Embassy of the French Republic

to the United States.   

Washington, June11, 1918.    

Mr.  Secretary of State.

          According to reports recently sent to the Government of the Republic by the Consul of France at Las Palmas, it becomes more and more apparent that the German submarines operating in the North Atlantic Ocean concentrate at the Canary Islands. There is said to be evidence of frequent communications of those boats with the shore. In order to elude the watchfulness of the allied agents; they are now showing a tendency to visit the Western islands which is less populated and more isolated.

     In the French Consul’s opinion, the only effective remedy would be in the permanent and secret presence of an allied submarine for which the agent of the French Navy would procure anchorage in safe and hidden coves. It would furthermore be indispensable to enable that submarine promptly to send and receive information about the doings of the enemy boats by having a trawler also permanently stationed in the Archipelago.

          I am directed by my Government confidentially to impart to your Excellency for all pertinent purposes the foregoing which has also been submitted to the consideration of the Minister of Marine of the Republic.1

               Be pleased to accept, etc.


Source Note: Cy, DNA, RG 45, Entry 517B. Addressed below close: “His Excellency/The Honorable Robert Lansing,/Secretary of State of the United States,/Washington, D.C.” Document reference: “15-5-5. . .1/C/H/M/J.”

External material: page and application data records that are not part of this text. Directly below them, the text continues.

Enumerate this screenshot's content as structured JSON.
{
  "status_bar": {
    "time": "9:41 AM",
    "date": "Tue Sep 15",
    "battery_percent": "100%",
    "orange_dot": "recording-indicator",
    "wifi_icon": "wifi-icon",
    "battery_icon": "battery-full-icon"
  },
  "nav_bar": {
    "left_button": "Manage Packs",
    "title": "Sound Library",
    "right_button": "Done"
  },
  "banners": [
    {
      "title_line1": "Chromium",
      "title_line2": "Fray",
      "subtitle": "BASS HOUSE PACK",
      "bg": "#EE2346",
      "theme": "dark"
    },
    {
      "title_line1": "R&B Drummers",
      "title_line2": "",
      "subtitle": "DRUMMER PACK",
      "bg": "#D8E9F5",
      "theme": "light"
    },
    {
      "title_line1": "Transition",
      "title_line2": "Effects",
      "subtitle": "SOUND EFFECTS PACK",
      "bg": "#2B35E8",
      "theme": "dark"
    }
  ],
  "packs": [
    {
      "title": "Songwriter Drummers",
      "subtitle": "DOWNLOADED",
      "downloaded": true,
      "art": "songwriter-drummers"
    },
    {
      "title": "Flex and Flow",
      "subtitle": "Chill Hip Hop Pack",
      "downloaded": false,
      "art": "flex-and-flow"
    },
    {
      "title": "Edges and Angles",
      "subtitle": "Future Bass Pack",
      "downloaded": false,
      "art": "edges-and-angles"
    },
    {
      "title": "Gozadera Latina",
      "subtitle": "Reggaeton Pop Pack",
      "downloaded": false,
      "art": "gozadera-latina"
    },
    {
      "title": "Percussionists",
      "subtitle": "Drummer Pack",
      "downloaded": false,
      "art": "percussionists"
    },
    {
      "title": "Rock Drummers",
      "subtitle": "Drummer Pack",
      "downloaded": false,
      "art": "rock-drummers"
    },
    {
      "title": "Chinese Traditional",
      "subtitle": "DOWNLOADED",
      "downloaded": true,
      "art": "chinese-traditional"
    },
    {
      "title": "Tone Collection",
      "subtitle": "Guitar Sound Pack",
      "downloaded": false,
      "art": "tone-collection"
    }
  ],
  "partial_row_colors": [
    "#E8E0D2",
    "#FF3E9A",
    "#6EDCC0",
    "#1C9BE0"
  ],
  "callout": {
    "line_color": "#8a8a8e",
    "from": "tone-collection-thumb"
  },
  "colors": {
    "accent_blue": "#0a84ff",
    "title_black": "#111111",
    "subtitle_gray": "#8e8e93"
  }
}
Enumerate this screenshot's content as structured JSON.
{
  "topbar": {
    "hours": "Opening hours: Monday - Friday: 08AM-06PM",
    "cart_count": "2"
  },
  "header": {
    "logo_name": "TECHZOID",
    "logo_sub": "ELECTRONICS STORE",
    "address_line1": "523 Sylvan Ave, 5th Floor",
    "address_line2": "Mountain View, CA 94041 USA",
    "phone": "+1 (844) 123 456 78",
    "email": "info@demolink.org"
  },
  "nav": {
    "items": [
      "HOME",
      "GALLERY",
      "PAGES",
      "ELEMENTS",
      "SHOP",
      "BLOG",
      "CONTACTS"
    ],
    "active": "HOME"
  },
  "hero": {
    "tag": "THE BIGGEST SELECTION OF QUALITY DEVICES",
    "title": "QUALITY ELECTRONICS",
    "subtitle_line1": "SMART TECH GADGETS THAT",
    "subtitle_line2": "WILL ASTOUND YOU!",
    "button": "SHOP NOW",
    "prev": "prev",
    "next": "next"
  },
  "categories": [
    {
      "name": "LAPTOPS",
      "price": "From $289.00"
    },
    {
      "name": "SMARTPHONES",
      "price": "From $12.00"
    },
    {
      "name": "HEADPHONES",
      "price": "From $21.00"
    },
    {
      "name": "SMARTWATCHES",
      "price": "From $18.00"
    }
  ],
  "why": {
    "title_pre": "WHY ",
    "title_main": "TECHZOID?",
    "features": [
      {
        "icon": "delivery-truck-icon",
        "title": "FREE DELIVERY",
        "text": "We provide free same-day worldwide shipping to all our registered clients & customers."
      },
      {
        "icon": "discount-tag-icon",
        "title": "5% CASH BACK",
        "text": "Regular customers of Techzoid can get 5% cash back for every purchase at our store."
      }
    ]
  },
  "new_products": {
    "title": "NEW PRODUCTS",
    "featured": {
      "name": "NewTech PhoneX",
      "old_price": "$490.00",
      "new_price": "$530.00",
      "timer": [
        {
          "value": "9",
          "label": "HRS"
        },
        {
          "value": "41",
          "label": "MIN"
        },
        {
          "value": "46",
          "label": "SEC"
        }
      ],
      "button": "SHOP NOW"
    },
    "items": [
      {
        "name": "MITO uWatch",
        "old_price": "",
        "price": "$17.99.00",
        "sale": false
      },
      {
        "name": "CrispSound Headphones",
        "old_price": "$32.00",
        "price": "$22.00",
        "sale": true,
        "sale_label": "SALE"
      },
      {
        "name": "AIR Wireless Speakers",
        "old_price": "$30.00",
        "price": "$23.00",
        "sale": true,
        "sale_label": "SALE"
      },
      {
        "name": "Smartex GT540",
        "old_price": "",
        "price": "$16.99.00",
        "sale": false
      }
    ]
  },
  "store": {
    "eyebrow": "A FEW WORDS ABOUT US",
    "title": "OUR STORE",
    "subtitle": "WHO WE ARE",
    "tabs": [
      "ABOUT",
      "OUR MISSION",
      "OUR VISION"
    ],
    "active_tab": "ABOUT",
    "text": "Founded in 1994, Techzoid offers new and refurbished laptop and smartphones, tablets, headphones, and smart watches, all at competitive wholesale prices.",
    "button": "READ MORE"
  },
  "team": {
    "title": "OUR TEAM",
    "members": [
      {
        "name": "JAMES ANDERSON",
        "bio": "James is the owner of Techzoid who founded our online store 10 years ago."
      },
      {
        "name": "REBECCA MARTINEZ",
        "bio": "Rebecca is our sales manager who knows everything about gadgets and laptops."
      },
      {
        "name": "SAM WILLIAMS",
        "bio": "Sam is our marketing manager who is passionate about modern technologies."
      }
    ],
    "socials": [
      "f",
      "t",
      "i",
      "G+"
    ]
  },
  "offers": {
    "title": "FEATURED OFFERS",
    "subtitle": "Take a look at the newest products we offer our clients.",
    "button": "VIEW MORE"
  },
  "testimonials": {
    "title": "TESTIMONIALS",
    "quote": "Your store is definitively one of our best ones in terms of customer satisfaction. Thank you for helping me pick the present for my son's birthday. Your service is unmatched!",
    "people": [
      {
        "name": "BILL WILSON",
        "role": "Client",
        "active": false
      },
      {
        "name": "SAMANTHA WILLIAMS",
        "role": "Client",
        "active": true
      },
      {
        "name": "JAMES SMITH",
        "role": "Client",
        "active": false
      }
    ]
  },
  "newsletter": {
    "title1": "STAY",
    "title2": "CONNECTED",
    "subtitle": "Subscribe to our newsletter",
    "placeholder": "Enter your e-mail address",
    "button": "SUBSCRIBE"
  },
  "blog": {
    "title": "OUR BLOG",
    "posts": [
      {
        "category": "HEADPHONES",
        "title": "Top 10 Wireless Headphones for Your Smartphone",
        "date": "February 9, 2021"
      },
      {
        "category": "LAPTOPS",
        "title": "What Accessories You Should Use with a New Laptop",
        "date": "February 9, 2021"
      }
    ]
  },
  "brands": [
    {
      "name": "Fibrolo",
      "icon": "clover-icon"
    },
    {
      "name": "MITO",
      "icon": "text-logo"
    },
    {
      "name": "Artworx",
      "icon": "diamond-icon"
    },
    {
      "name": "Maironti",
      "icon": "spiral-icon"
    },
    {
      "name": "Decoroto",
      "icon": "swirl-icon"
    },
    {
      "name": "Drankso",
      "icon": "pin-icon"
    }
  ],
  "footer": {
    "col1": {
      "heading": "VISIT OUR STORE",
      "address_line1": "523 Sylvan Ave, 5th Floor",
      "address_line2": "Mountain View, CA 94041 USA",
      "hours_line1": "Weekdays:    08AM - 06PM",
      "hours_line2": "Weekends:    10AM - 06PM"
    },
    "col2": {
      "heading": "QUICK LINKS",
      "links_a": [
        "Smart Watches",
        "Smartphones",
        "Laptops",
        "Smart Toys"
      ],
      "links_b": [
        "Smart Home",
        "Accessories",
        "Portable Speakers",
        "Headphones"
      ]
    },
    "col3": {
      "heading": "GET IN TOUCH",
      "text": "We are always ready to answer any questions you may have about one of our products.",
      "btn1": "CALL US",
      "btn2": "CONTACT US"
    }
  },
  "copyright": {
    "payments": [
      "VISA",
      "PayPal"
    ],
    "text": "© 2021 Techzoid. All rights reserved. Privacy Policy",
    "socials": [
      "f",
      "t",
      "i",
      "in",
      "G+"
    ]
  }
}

Footnote 1: Minister of the Marine George Leygues. German submarines were using the Canary Islands to help hide and engage with Allied shipping. The French and British were aware of this and complained to the government of Spain. Even under diplomatic pressure, the Spanish government lacked the military forces or political will to prevent German activities in the Canary Islands. Javier Ponce, “Commerce Warfare in the East Central Atlantic during the First World War: German submarines around the Canary Islands, 1916-1918,” The Mariners Mirror, Vol. 100, 2014, Issue 3, pp. 335-348.